Task item: For each line below that holds "document", return the line as it stands.

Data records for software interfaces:
◆ ◆ ◆

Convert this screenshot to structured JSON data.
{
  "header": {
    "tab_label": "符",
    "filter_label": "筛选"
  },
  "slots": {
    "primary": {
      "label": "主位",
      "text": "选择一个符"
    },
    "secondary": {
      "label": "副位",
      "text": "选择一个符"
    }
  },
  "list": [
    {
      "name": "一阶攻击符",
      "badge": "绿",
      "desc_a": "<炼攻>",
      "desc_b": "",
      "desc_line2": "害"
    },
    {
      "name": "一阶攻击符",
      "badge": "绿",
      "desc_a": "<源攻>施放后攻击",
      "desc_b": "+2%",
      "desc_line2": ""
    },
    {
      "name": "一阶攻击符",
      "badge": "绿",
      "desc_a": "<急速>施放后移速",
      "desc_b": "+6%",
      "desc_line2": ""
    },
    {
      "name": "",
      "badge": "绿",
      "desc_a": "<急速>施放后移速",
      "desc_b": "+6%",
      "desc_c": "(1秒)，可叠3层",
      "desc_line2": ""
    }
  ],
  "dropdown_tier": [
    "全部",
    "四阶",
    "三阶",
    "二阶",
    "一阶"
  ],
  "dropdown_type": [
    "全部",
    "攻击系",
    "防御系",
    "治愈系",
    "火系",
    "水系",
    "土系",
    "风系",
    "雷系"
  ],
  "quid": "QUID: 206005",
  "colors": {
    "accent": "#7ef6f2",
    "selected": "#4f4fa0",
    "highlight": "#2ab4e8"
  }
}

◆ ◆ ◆

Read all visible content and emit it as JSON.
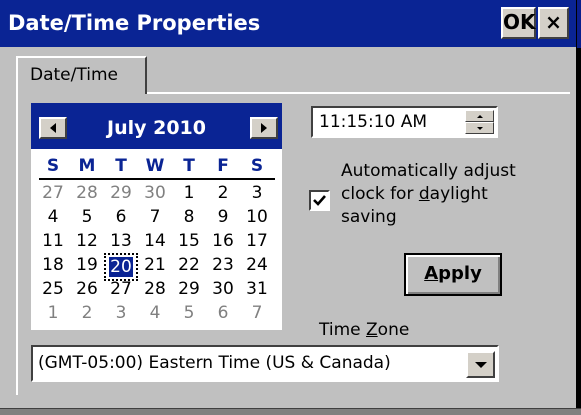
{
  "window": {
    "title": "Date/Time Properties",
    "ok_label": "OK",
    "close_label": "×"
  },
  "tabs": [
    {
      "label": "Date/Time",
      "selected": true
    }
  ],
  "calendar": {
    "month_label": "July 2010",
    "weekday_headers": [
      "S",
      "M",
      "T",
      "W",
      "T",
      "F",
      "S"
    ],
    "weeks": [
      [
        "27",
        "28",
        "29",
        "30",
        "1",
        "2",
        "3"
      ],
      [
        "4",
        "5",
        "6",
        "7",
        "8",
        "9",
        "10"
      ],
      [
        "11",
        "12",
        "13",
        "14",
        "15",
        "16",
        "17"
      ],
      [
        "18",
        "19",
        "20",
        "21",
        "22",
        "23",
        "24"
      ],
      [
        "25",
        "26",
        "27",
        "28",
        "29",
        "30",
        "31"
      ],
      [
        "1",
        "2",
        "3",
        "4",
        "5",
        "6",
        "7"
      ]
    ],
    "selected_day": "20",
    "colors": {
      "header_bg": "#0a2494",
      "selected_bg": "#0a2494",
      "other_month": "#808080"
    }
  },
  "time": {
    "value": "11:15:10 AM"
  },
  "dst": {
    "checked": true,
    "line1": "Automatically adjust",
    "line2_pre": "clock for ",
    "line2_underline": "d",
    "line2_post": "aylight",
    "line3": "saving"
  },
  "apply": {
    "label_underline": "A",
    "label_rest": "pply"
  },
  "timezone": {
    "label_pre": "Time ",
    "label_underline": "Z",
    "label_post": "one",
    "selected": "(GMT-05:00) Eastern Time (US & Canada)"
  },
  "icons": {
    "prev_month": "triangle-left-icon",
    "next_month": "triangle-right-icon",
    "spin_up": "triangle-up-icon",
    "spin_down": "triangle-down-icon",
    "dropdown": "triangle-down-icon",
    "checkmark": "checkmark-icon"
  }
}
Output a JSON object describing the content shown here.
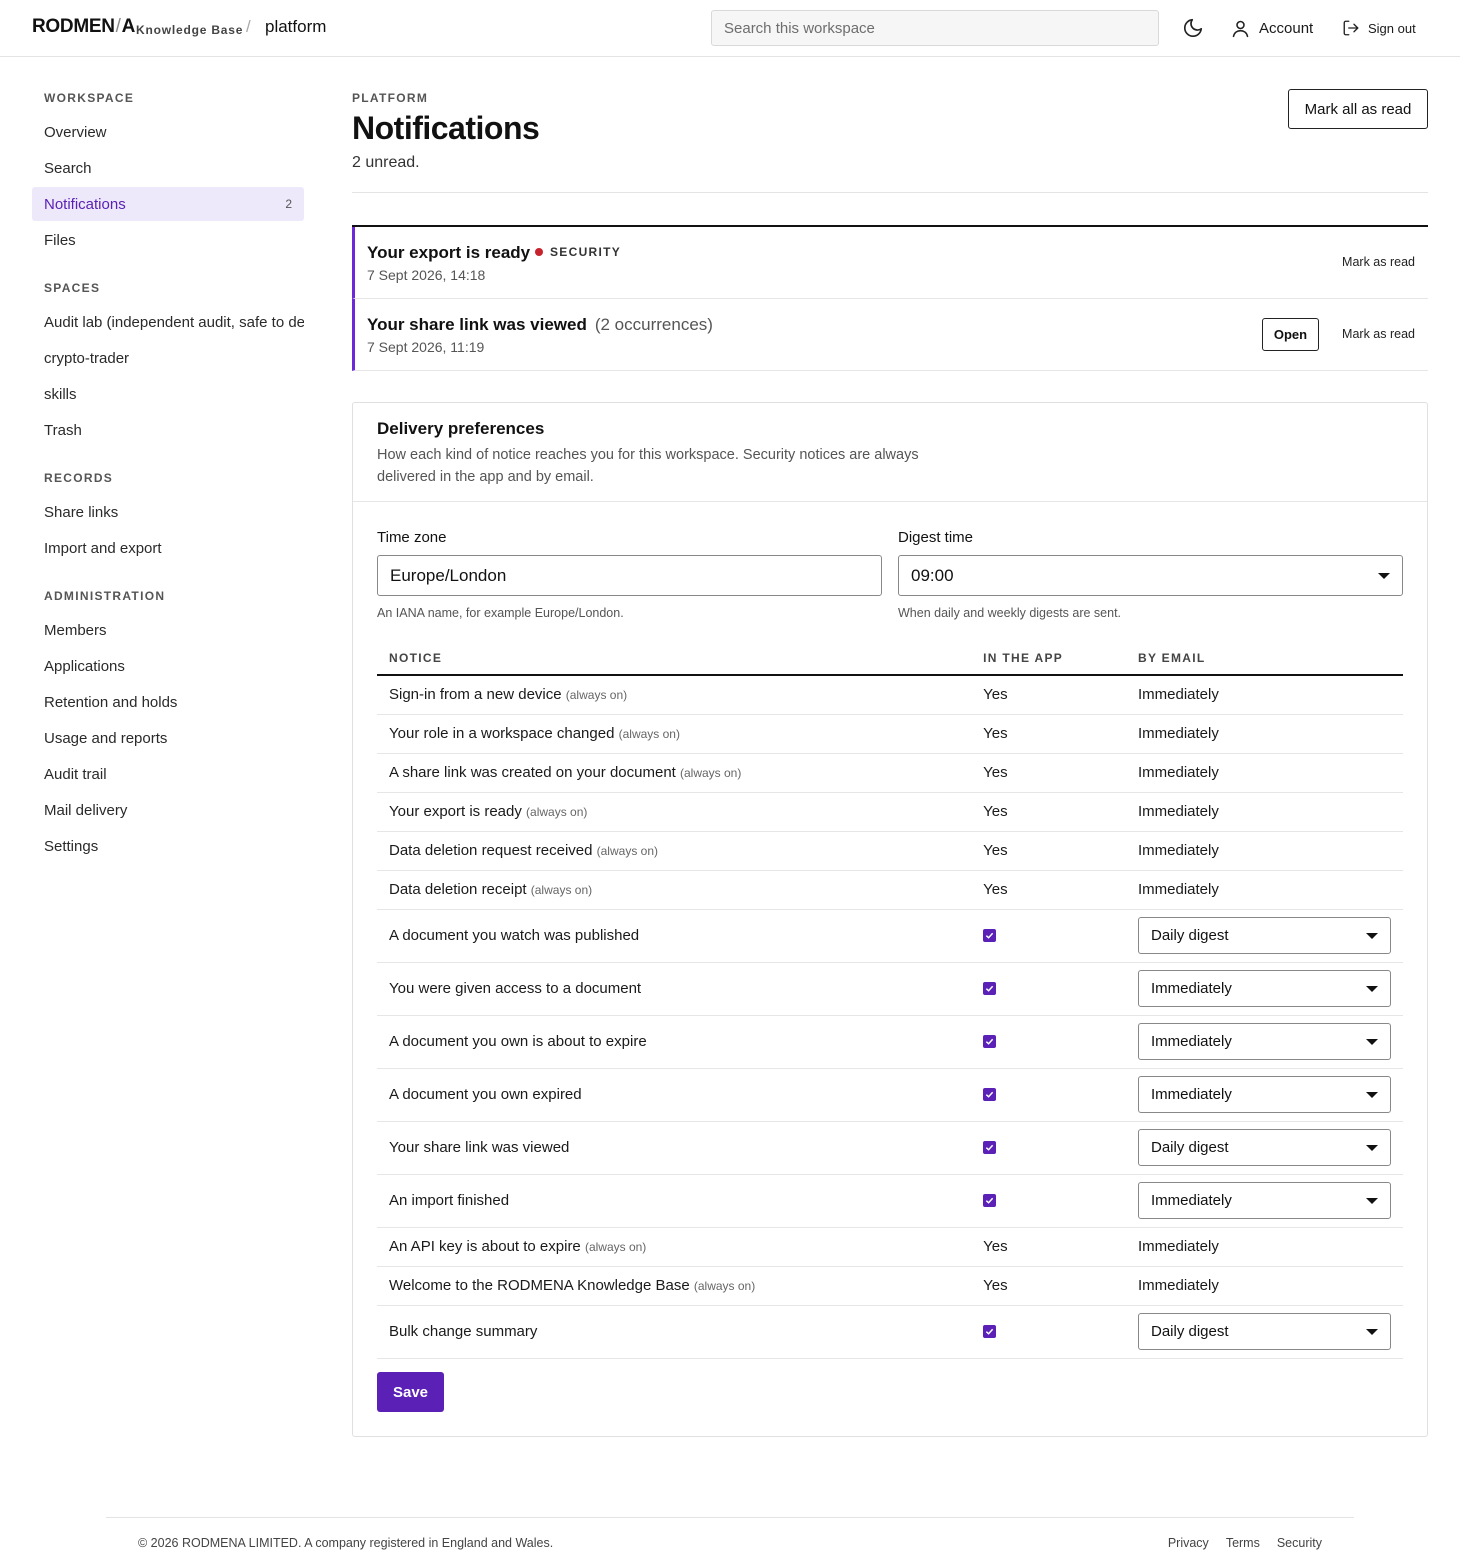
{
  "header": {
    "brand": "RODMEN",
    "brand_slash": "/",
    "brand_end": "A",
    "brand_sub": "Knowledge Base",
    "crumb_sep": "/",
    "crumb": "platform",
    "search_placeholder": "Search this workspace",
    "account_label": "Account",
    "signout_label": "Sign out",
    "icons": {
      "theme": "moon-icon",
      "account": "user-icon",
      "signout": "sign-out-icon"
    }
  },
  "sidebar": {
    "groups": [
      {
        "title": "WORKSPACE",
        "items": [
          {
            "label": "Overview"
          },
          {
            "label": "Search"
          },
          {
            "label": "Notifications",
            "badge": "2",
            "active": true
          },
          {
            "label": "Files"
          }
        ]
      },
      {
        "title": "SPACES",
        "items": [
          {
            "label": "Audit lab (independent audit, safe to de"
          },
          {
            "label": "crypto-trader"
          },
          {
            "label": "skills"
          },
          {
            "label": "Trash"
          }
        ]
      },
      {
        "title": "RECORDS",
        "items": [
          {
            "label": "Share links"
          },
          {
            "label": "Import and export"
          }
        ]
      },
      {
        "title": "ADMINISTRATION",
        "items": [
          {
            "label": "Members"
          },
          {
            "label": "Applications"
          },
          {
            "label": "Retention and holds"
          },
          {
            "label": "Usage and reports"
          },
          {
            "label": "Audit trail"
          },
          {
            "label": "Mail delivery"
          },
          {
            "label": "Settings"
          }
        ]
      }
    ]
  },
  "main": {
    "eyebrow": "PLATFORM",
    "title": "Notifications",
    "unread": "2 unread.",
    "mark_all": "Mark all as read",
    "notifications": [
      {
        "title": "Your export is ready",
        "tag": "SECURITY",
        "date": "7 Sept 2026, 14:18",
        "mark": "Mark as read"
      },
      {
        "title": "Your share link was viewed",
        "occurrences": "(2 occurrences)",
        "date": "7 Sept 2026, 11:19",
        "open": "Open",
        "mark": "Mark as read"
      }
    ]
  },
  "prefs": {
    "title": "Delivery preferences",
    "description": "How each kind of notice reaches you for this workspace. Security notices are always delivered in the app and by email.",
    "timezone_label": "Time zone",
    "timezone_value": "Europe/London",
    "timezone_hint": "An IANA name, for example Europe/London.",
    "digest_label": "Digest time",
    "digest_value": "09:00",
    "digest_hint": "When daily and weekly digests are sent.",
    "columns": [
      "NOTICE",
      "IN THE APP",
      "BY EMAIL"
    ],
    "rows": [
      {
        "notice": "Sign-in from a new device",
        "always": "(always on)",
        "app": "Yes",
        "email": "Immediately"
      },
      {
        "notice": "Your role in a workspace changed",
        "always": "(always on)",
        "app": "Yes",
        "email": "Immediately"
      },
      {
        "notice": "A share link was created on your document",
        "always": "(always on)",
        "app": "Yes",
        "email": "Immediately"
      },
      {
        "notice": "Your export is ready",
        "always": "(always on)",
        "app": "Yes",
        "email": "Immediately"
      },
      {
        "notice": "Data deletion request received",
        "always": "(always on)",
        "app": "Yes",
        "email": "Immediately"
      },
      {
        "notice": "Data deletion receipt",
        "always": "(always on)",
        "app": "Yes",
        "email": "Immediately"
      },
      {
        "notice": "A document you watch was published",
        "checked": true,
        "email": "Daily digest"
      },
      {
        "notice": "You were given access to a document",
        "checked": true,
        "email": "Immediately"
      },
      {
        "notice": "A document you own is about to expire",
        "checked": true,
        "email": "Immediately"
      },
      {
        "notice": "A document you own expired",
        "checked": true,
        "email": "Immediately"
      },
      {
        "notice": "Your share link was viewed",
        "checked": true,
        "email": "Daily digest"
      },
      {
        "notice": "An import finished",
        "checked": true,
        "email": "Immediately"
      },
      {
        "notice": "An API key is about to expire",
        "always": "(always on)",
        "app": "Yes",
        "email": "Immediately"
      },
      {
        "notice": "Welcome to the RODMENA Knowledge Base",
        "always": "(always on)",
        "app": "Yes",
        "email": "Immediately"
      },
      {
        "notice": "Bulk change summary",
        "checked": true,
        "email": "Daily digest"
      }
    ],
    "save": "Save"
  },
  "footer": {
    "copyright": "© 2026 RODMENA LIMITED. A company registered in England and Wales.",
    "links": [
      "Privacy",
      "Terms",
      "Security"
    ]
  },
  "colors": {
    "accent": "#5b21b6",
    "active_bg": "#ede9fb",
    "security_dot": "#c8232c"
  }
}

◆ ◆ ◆

Finished exercise:
        "notice": "A share link was created on your document",
        "notice": "A document you watch was published",
        "notice": "You were given access to a document",
        "notice": "A document you own is about to expire",
        "notice": "A document you own expired",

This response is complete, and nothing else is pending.